Xi Jinping, the secretary-general of the Chinese Communist Party, stated that he and Russian President Vladamir Putin mutually agree that a comprehensive strategic partnership between Moscow and Beijing remains a “top priority of their foreign policy.”
China particularly agrees with Putin’s proposal on enhancing cooperation in sectors such as the economy and bilateral trade. China was Russia’s top trade partner in the first ten months of 2012, with bilateral trade volume reaching $73.6 billion. The nations set a goal of lifting bilateral trade to 100 billion by 2015 and 200 billion by 2020.
A Nutrition Transition
China and Russia are both undergoing a “nutrition transition,” a combination of entering world markets and producing more consumer goods. A common result is a slow transition into a “western” diet, placing the population at risk for unfamiliar non-communicable diseases, such as obesity, food insecurity and alcoholism.
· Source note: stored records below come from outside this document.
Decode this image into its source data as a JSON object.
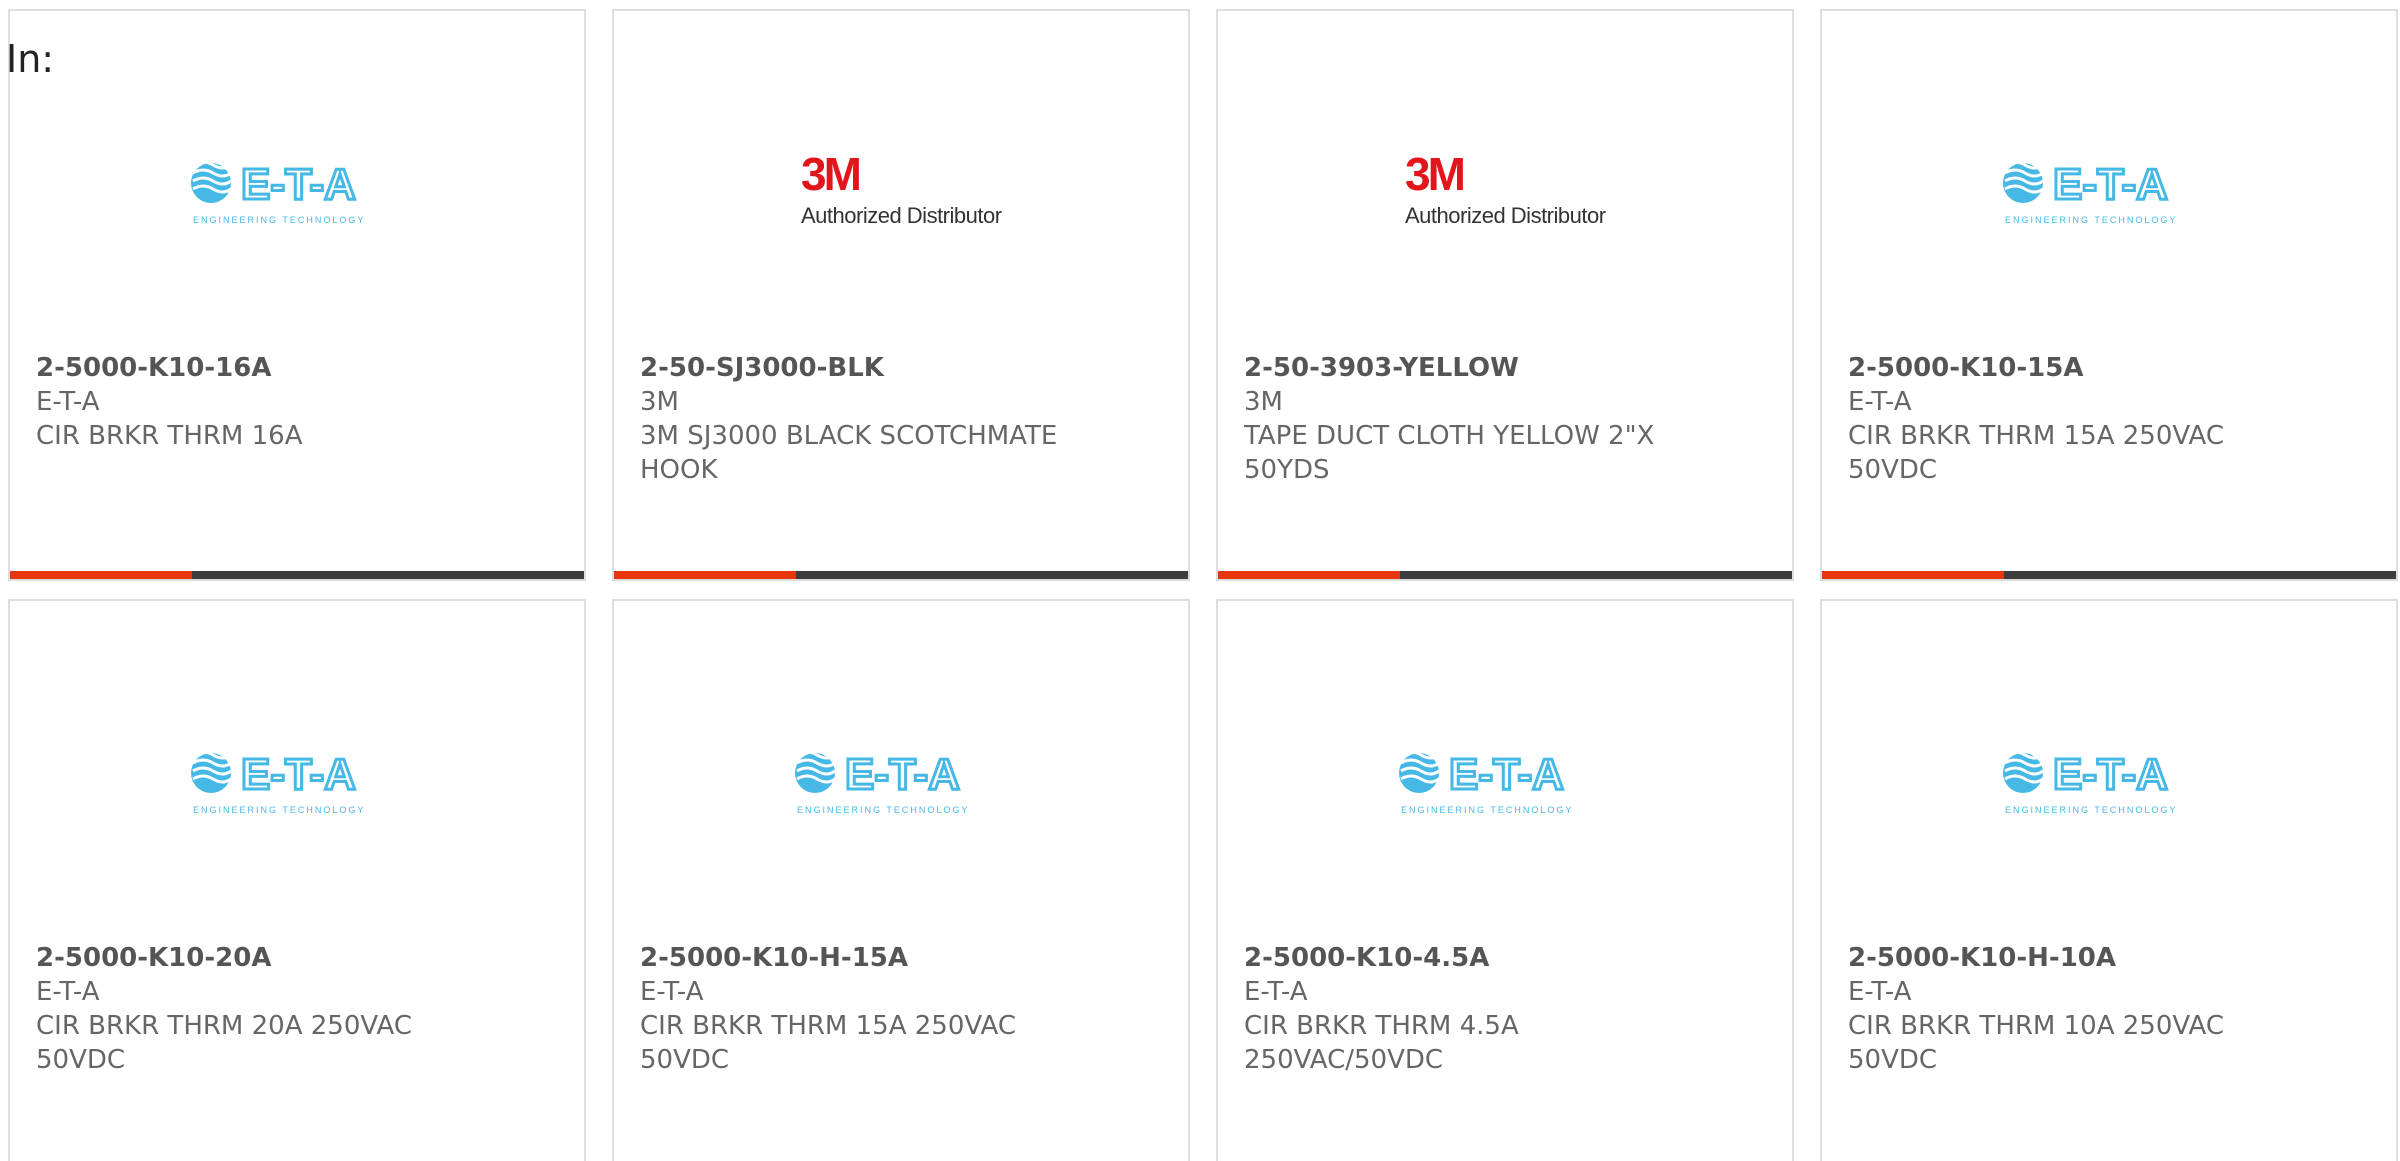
{
  "header": {
    "in_label": "In:"
  },
  "colors": {
    "accent": "#e8350e",
    "bar_dark": "#3d3d3d",
    "eta_blue": "#45b8e6",
    "brand_3m_red": "#e3151b"
  },
  "logos": {
    "eta": {
      "icon": "eta-logo",
      "wordmark": "E-T-A",
      "tagline": "ENGINEERING TECHNOLOGY"
    },
    "mmm": {
      "icon": "3m-logo",
      "wordmark": "3M",
      "tagline": "Authorized Distributor"
    }
  },
  "products": [
    {
      "part_number": "2-5000-K10-16A",
      "manufacturer": "E-T-A",
      "description": "CIR BRKR THRM 16A",
      "logo": "eta"
    },
    {
      "part_number": "2-50-SJ3000-BLK",
      "manufacturer": "3M",
      "description": "3M SJ3000 BLACK SCOTCHMATE HOOK",
      "logo": "mmm"
    },
    {
      "part_number": "2-50-3903-YELLOW",
      "manufacturer": "3M",
      "description": "TAPE DUCT CLOTH YELLOW 2\"X 50YDS",
      "logo": "mmm"
    },
    {
      "part_number": "2-5000-K10-15A",
      "manufacturer": "E-T-A",
      "description": "CIR BRKR THRM 15A 250VAC 50VDC",
      "logo": "eta"
    },
    {
      "part_number": "2-5000-K10-20A",
      "manufacturer": "E-T-A",
      "description": "CIR BRKR THRM 20A 250VAC 50VDC",
      "logo": "eta"
    },
    {
      "part_number": "2-5000-K10-H-15A",
      "manufacturer": "E-T-A",
      "description": "CIR BRKR THRM 15A 250VAC 50VDC",
      "logo": "eta"
    },
    {
      "part_number": "2-5000-K10-4.5A",
      "manufacturer": "E-T-A",
      "description": "CIR BRKR THRM 4.5A 250VAC/50VDC",
      "logo": "eta"
    },
    {
      "part_number": "2-5000-K10-H-10A",
      "manufacturer": "E-T-A",
      "description": "CIR BRKR THRM 10A 250VAC 50VDC",
      "logo": "eta"
    }
  ]
}
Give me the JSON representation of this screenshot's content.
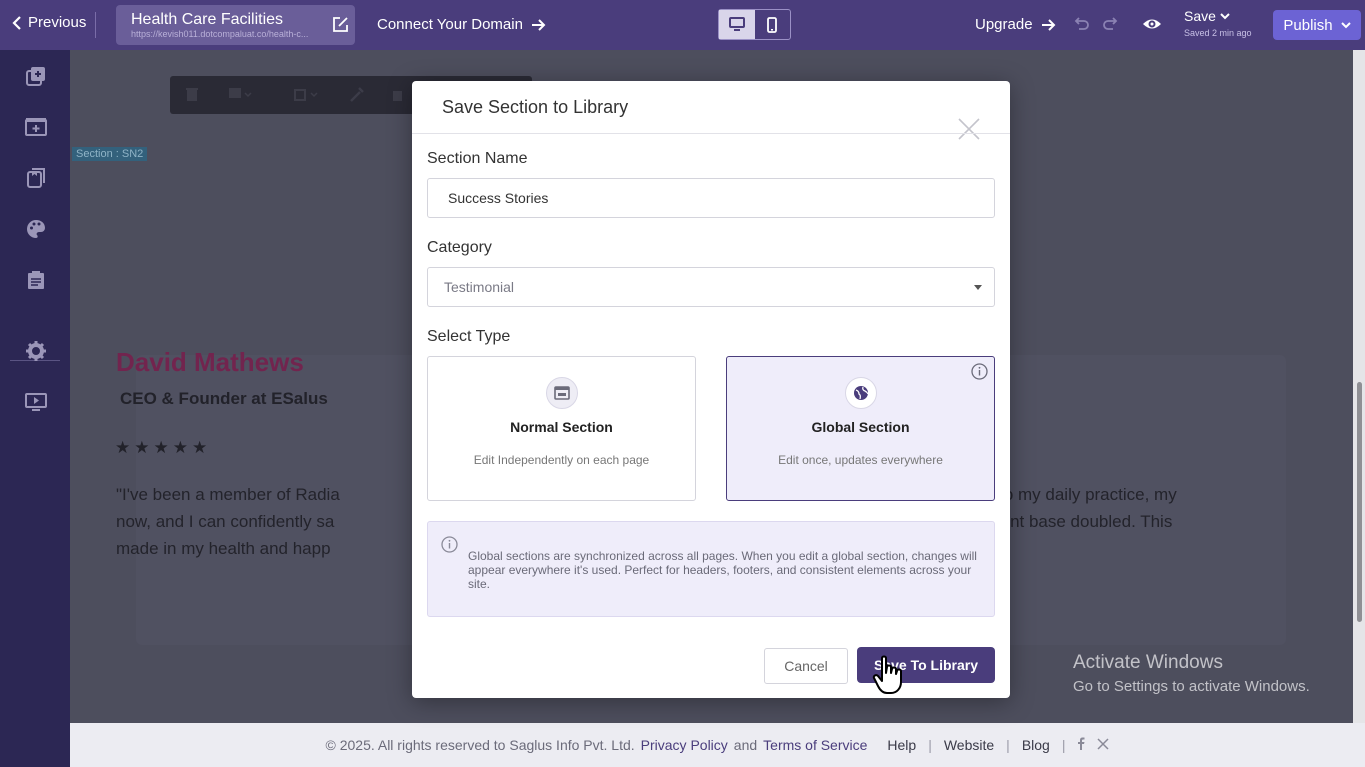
{
  "topbar": {
    "previous_label": "Previous",
    "site_title": "Health Care Facilities",
    "site_url": "https://kevish011.dotcompaluat.co/health-c...",
    "connect_domain_label": "Connect Your Domain",
    "upgrade_label": "Upgrade",
    "save_label": "Save",
    "saved_status": "Saved 2 min ago",
    "publish_label": "Publish"
  },
  "canvas": {
    "section_tag": "Section : SN2",
    "testimonial": {
      "name": "David Mathews",
      "title": "CEO & Founder at ESalus",
      "stars": "★★★★★",
      "quote_left_1": "\"I've been a member of Radia",
      "quote_left_2": "now, and I can confidently sa",
      "quote_left_3": "made in my health and happ",
      "quote_right_1": "Yoga into my daily practice, my",
      "quote_right_2": "d my client base doubled. This"
    }
  },
  "modal": {
    "title": "Save Section to Library",
    "section_name_label": "Section Name",
    "section_name_value": "Success Stories",
    "category_label": "Category",
    "category_value": "Testimonial",
    "select_type_label": "Select Type",
    "types": [
      {
        "name": "Normal Section",
        "desc": "Edit Independently on each page",
        "selected": false
      },
      {
        "name": "Global Section",
        "desc": "Edit once, updates everywhere",
        "selected": true
      }
    ],
    "note": "Global sections are synchronized across all pages. When you edit a global section, changes will appear everywhere it's used. Perfect for headers, footers, and consistent elements across your site.",
    "cancel_label": "Cancel",
    "save_label": "Save To Library"
  },
  "footer": {
    "copyright": "© 2025. All rights reserved to Saglus Info Pvt. Ltd.",
    "privacy": "Privacy Policy",
    "and": "and",
    "terms": "Terms of Service",
    "help": "Help",
    "website": "Website",
    "blog": "Blog",
    "sep": "|"
  },
  "watermark": {
    "line1": "Activate Windows",
    "line2": "Go to Settings to activate Windows."
  },
  "colors": {
    "brand": "#4a3d7c",
    "publish": "#6c63d4",
    "accent_name": "#72244e"
  }
}
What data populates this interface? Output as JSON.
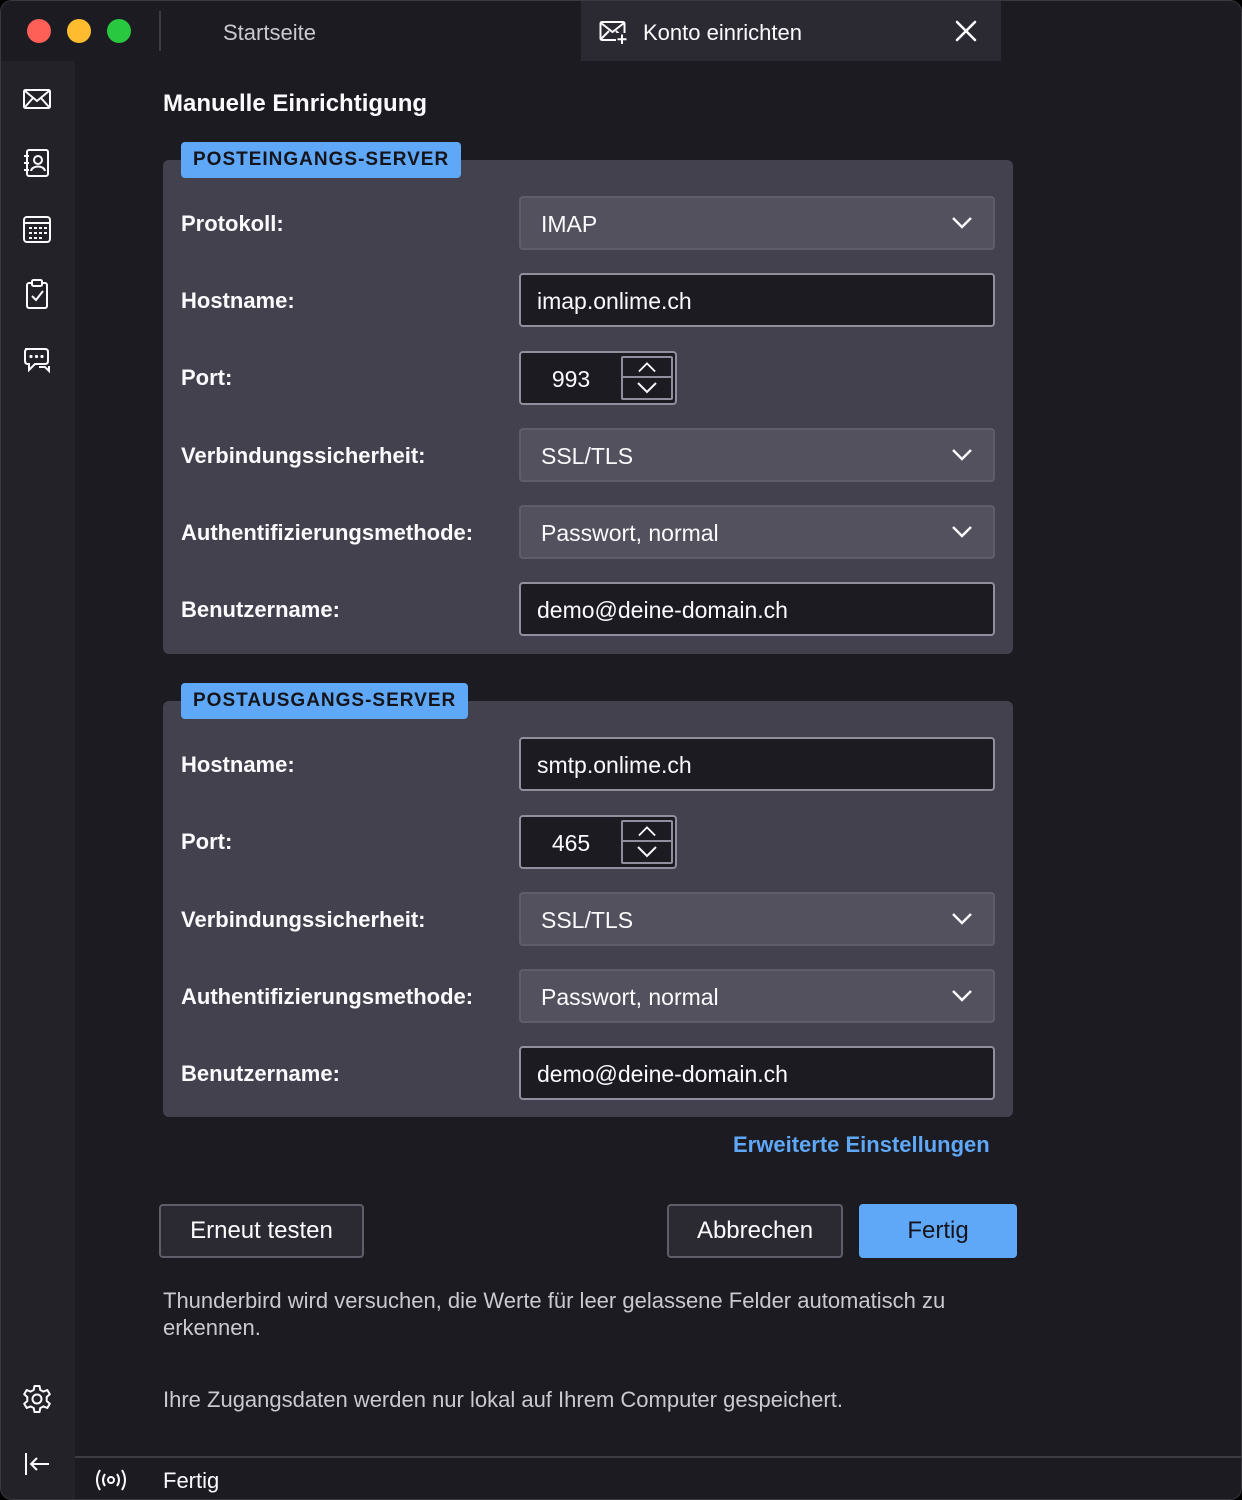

China and Russia were forced to enact a multitude of government-based prevention strategies, but like many nations in transition, prevention came after these issues made their mark.
Fighting the Same Battles
Both nations have a long history with alcohol and smoking. In 2006, a new law in China set the legal drinking age to 18, though alcohol continues to be advertised on T.V. Russia continues to push for a tax hike on vodka, and recently re-defined beer as “alcohol” instead of “food” – thus limiting its availability in certain stores.
The prevalence of smoking among adult men in both nations is staggering. In 2009, smoking was prevalent among 60.2% of adult Russian men and 52.9% of Chinese men, compared to 21.5% of American men. Russia has proposed a tax hike on cigarettes, while China has turned to consumer education, detailed in a plan published in December 2012.
Fast food corporations have infiltrated both nations. KFC alone currently holds 4,000 restaurants in China and aiming for a total of 300 restaurants in Russia by 2015. Nonetheless, China continues to deal with the additional issues of food safety.
Car ownership has increased sedentary behavior in both nations. During the World Expo in Shanghai, officials eased traffic congestion by installing more bike lanes, expanding bike share programs, and adopting an odd-even license plate regulation. However, Russia has yet to provide concrete initiatives in the area of physical activity.
The Next 10 Years
A partnership between two nations – both undergoing a nutrition transition – may call for a unique and practical learning opportunity. Given their government structure, revolving around central planning, China and Russia may be more inclined to trade ideas and adopt favorable initiatives for issues such as substance abuse (alcohol and smoking), food safety, and sedentary behavior.
China and Russia have both hinted at re-balancing their economy and limiting dependency on foreign resources. Russia and China, once two of the largest buyers of U.S. meat, are now beginning to limit their purchases. Vladamir Putin is concerned with U.S. food safety regulations, while China temporarily slowed down meat imports from the U.S. due to price hikes after the drought in 2012. It seems logical that China will take advantage of Russia’s land to source meat, dairy, and soy within the next few years. A Russian-Chinese vegetable processing plant was scheduled to open in Russia’s Veliky Novgorod Region in late 2008.
Many people in China and Russia didn’t see 2013 as a turning point. The year before, Vladimir Putin was re-elected as Russian president, in office since 1999, and China’s Communist Party announced the selection of their country’s seven new – slightly more traditional – leaders.
A partnership opens new doors. The possibilities are endless. We wait.